■ **SOURCE MATERIAL**
BEGIN
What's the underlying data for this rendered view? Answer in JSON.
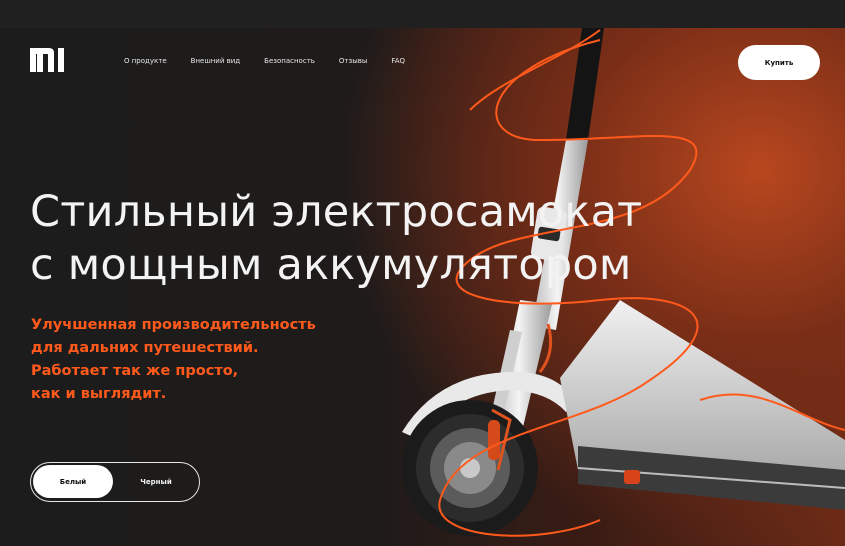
{
  "header": {
    "logo_text": "mi",
    "nav": [
      "О продукте",
      "Внешний вид",
      "Безопасность",
      "Отзывы",
      "FAQ"
    ],
    "buy_label": "Купить"
  },
  "hero": {
    "title_line1": "Стильный электросамокат",
    "title_line2": "с мощным аккумулятором",
    "subtitle_lines": [
      "Улучшенная производительность",
      "для дальних путешествий.",
      "Работает так же просто,",
      "как и выглядит."
    ]
  },
  "color_toggle": {
    "options": [
      "Белый",
      "Черный"
    ],
    "selected": "Белый"
  },
  "colors": {
    "accent": "#ff5a1c",
    "background": "#1d1d1d",
    "glow": "#b8471f"
  }
}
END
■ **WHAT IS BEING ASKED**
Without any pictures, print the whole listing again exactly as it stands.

■ **RESULT OF THE EXERCISE**
What's the underlying data for this rendered view? Answer in JSON.
{
  "header": {
    "logo_text": "mi",
    "nav": [
      "О продукте",
      "Внешний вид",
      "Безопасность",
      "Отзывы",
      "FAQ"
    ],
    "buy_label": "Купить"
  },
  "hero": {
    "title_line1": "Стильный электросамокат",
    "title_line2": "с мощным аккумулятором",
    "subtitle_lines": [
      "Улучшенная производительность",
      "для дальних путешествий.",
      "Работает так же просто,",
      "как и выглядит."
    ]
  },
  "color_toggle": {
    "options": [
      "Белый",
      "Черный"
    ],
    "selected": "Белый"
  },
  "colors": {
    "accent": "#ff5a1c",
    "background": "#1d1d1d",
    "glow": "#b8471f"
  }
}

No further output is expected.